News

Huntington’s Therapy Found in Ancient Worms

9 December 2019

A highly conserved mechanism in worms and humans has been discovered by researchers at Monash University that could provide a novel therapeutic approach for neurodegenerative diseases such as Huntington’s and Parkinson’s.

9 December 2019

Genetic Cause of a Rare Type of Epilepsy Found

The cause of a rare type of familial epilepsy has been linked to two new gene mutations, as discovered by researchers from the Walter and Eliza Hall Institute. Published back-to-back in Nature Communications, Dr Mark Bennett, Dr Haloom Rafehi and Professor Melanie Bahlo from the Institute made this ground-breaking discovery as part of an international consortium.

6 December 2019

“Junk DNA”: The New Place to Look for Cancer Risk
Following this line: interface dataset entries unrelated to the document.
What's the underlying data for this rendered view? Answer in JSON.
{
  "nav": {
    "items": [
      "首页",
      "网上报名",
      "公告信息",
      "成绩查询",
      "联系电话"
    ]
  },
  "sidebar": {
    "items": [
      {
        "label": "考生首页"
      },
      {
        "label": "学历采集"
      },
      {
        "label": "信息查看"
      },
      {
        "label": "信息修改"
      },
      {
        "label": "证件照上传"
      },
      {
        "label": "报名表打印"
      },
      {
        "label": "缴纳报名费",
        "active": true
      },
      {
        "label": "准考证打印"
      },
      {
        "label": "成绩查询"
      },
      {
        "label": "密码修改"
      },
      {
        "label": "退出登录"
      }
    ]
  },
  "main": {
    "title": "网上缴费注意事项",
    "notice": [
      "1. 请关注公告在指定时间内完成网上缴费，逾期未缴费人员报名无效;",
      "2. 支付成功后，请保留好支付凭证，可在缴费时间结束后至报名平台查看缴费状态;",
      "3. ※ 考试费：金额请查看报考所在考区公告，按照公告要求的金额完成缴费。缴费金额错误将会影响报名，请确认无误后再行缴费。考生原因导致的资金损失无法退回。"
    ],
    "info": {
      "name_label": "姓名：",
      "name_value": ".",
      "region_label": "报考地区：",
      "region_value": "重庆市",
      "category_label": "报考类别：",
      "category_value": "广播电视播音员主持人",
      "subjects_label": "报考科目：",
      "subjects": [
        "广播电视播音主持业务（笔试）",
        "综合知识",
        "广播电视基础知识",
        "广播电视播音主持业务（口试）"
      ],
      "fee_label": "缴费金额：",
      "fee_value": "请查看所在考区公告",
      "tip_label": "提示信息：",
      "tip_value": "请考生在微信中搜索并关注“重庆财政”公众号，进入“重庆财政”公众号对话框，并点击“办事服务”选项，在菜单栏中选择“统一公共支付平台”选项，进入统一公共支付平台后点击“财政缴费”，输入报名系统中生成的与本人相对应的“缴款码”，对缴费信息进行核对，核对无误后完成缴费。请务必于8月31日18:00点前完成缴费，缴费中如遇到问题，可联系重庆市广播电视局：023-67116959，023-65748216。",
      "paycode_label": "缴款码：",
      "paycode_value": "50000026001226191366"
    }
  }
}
New research published in the British Journal of Cancer has identified a link between the so-called “junk DNA” and the risk of developing cancer. Junk DNA refers to regions of DNA that don’t code for proteins but are thought to play in a role in gene expression regulation

6 December 2019

Epigenetics Found to Play a Role in Childhood Kidney Cancer

Researchers at the Wellcome Sanger Institute uncovered a possible pre-cancerous signature for Wilms’ tumour, a form of kidney cancer mainly affecting children under five years old. Published in Science, the research was the first to compare Wilms’ tumour tissue and healthy kidney tissue to identify any genetic changes that could possibly be predictive of disease progression.

5 December 2019

Can Hair Dye cause Breast Cancer?

An intriguing (unconventional) study published by the International Journal of Cancer looked at the breast cancer risk in relation to the use of hair dyes and chemical straighteners, after results of previous studies remain inconclusive.

5 December 2019

Interview with Rory Collins, UK Biobank

Rory Collins, Principal Investigator and Chief Executive of UK Biobank leads this landmark project. We talk to him about some of the research outcomes from UK Biobank, and why he’s excited to be speaking at the Festival of Genomics this January.

5 December 2019

New Evidence for the Theory of Human Self-Domestication

A new research paper has investigated the link between the BAZ1B gene and self-domestication of humans. The same gene has been found to control much of human facial development and be involved in the domestication of dogs and cats, possibly suggesting that humans are self-domesticated.

4 December 2019

China’s first Gene-Edited Babies May Not Have Been Successful After All

In late 2018, the world was shocked by the news of the birth of the first CRISPR gene edited twin babies. Chinese biophysicist He Jiankui carried out an experiment to create babies with a natural resistance to HIV by editing the CCR5 gene, known to play a role in the immune response.

4 December 2019

Gene Expression Affected by African Ancestry

A new study by Northwestern Medicine has become the first to compare gene expression levels in African American populations by studying the levels of mRNA expressed in the liver. Previous studies have compared only African and European individuals separately and this study aimed to address the “grey” area of mixed ethnicities.

3 December 2019

TEDDY Identifies Type 1 Diabetes Risk Factor

The Environmental Determinants of Diabetes in the Young or TEDDY is the largest study of its kind measuring new-borns with an increased risk of Type 1 Diabetes (T1D).  The study published in Nature Medicine has uncovered an association between a genetic variant of a pancreatic cell surface-receptor and long-term viral infections.

3 December 2019

The New Genomics “Hubble Space Telescope”

Researchers at the Centre for Genomic Regulation in Barcelona, Spain have developed a new type of genomics technology that can be used to investigate how species are related to each other, with a possibility of creating new drugs, foods, and materials at a much larger scale than ever before.

3 December 2019

How Much Sleep do you Need? The Answer is (partly) in Your DNA

A set of research papers suggests that some people need less sleep than others based on a few genetic changes. The papers from the neurology team at the University of California, San Francisco (UCSF) identified three genes that researchers can link to needing less sleep